Required action -
Filter the records below, keeping only lines with the string "data".

Supplied entries -
┌──

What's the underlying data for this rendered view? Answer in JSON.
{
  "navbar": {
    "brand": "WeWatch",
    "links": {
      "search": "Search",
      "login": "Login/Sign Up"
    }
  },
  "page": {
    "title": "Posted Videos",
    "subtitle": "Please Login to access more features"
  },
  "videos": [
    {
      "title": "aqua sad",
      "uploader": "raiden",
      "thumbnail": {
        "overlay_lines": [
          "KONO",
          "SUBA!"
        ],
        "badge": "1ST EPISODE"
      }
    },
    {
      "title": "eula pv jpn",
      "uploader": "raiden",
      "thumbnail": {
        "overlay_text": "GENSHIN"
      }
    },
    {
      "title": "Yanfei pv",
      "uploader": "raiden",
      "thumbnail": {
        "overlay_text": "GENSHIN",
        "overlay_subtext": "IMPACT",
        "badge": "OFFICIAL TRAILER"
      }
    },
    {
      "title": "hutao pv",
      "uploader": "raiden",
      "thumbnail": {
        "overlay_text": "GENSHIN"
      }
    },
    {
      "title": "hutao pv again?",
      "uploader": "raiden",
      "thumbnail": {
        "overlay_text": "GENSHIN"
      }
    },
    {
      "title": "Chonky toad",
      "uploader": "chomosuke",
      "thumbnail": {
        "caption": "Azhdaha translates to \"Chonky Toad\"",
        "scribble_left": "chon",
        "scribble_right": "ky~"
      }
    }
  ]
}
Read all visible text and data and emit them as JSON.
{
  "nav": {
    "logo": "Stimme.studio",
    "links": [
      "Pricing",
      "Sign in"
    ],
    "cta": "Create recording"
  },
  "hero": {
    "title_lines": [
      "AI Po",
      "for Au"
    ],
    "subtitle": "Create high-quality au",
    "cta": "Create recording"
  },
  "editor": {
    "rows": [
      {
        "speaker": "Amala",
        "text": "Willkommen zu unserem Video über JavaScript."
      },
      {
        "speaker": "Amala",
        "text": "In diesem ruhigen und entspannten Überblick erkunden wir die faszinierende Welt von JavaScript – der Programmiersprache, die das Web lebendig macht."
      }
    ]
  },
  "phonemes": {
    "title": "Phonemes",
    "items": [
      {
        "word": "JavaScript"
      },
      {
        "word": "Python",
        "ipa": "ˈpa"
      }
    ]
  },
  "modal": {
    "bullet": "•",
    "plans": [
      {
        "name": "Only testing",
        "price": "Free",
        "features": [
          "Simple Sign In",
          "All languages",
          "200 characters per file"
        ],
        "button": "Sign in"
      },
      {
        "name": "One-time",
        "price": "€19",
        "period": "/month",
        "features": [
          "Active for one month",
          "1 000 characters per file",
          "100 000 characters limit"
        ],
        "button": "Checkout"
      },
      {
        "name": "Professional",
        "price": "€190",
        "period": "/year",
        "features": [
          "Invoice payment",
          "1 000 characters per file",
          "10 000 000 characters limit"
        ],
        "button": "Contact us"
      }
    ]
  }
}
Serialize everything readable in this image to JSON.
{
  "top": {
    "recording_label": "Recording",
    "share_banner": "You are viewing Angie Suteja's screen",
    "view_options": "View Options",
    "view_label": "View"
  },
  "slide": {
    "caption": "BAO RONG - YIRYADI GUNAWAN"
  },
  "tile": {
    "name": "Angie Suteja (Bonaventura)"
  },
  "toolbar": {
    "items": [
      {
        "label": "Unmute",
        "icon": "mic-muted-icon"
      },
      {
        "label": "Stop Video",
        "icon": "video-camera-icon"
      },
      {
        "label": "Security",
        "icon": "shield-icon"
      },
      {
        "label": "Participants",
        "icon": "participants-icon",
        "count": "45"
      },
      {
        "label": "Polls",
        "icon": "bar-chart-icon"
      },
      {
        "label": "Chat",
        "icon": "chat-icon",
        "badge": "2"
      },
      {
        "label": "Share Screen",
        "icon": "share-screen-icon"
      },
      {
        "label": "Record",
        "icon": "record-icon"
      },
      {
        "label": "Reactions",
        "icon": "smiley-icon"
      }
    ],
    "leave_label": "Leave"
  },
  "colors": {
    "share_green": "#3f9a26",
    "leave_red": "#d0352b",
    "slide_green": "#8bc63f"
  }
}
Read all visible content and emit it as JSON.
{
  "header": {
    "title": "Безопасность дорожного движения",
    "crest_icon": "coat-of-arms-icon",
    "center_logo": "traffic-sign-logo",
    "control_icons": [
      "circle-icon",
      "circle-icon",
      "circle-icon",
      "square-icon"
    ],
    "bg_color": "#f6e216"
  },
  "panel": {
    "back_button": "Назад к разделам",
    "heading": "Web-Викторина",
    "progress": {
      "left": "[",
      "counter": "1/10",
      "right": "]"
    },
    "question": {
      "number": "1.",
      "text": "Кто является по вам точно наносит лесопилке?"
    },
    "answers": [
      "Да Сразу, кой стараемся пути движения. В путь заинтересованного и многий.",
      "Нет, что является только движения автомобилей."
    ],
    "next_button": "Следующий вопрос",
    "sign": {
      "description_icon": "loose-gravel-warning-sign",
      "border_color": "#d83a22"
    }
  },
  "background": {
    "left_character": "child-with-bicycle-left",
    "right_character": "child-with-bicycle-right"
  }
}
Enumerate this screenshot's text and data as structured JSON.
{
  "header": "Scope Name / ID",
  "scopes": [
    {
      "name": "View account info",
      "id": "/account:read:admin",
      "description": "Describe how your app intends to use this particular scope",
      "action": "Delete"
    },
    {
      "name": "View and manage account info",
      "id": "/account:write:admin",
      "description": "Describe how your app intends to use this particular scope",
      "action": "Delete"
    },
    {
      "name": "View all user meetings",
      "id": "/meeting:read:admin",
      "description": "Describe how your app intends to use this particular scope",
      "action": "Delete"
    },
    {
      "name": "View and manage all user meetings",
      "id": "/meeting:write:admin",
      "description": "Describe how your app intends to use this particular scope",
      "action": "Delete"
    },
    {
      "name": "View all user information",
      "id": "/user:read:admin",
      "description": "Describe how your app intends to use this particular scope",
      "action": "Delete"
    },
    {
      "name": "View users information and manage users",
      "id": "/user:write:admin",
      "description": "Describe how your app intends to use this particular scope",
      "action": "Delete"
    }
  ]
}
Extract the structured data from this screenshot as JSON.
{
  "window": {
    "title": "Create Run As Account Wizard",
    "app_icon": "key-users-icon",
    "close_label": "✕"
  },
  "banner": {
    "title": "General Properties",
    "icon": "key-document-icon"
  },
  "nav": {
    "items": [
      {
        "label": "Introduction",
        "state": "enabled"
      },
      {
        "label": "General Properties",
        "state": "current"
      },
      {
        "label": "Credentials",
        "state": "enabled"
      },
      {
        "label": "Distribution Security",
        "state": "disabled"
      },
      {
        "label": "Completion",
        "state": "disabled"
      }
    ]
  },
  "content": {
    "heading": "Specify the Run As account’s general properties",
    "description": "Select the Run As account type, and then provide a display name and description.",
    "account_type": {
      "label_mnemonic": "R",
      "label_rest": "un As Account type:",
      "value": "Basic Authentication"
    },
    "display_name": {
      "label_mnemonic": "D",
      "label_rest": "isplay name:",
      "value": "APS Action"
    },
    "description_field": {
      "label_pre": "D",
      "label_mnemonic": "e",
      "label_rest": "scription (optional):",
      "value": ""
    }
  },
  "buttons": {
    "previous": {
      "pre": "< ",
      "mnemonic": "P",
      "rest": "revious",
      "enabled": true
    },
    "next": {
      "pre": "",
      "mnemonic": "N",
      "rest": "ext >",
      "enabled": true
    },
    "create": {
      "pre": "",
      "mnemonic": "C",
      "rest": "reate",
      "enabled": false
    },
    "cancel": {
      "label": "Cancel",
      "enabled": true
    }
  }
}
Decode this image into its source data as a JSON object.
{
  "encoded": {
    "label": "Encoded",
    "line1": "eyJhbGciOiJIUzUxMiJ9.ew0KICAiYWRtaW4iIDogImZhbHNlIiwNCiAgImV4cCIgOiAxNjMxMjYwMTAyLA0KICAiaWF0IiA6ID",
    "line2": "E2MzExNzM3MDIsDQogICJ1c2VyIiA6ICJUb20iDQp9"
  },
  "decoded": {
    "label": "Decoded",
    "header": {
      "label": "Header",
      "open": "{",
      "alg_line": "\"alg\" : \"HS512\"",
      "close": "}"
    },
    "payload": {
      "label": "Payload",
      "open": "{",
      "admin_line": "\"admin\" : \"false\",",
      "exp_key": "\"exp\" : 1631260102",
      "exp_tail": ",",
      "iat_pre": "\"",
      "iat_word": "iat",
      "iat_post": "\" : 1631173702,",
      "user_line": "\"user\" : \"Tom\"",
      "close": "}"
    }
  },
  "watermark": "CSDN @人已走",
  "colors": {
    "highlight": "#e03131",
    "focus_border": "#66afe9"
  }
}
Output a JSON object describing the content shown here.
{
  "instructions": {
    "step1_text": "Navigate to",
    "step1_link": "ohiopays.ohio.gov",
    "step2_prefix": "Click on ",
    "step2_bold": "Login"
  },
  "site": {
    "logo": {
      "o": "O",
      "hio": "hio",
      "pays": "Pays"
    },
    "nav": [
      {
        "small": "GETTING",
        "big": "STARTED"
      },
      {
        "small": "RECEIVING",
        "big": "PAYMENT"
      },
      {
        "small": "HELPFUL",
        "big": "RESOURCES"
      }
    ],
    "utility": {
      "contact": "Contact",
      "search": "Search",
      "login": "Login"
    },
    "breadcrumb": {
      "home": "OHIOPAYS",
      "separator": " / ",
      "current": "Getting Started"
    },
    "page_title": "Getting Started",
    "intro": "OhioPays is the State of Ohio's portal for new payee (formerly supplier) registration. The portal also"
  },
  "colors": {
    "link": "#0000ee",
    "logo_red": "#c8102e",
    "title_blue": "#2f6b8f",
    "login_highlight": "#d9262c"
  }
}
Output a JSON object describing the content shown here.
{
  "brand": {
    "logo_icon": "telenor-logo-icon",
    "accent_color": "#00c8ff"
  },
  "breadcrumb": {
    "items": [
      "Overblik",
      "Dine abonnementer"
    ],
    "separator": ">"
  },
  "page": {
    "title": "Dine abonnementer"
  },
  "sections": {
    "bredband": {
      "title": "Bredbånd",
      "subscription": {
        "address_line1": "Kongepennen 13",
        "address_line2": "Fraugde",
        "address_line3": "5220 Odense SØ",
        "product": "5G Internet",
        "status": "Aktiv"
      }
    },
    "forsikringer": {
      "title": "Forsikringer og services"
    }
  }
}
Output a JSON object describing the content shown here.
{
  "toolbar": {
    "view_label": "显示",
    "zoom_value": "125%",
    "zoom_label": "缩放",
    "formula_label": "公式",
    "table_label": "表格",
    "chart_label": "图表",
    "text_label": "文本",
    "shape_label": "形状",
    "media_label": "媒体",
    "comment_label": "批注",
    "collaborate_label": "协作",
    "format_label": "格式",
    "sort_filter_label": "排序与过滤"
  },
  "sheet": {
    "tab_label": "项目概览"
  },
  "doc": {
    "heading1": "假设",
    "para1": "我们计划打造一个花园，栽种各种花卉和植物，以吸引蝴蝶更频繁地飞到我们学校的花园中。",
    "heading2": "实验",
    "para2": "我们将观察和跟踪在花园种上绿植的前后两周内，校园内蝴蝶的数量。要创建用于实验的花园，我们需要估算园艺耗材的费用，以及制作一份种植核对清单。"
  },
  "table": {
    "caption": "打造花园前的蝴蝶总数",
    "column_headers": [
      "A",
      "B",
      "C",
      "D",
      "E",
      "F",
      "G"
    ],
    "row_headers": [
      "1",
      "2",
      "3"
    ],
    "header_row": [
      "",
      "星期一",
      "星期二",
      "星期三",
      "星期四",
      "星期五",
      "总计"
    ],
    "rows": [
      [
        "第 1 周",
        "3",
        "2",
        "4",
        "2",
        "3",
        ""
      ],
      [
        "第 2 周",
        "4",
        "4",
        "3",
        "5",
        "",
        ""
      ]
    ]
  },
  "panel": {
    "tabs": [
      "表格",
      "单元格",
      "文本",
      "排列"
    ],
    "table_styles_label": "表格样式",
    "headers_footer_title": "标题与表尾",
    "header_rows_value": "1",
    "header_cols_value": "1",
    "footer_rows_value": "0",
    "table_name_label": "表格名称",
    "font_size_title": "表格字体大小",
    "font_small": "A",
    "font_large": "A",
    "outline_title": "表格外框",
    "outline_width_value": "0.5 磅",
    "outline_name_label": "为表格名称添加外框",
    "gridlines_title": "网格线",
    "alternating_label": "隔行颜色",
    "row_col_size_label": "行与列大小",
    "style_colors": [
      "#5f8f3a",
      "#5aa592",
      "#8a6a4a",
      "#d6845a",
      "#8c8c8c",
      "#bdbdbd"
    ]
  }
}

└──

Reply to the task -
What's the underlying data for this rendered view? Answer in JSON.
Read all visible text and data and emit them as JSON.
Enumerate this screenshot's text and data as structured JSON.
Extract the structured data from this screenshot as JSON.
Decode this image into its source data as a JSON object.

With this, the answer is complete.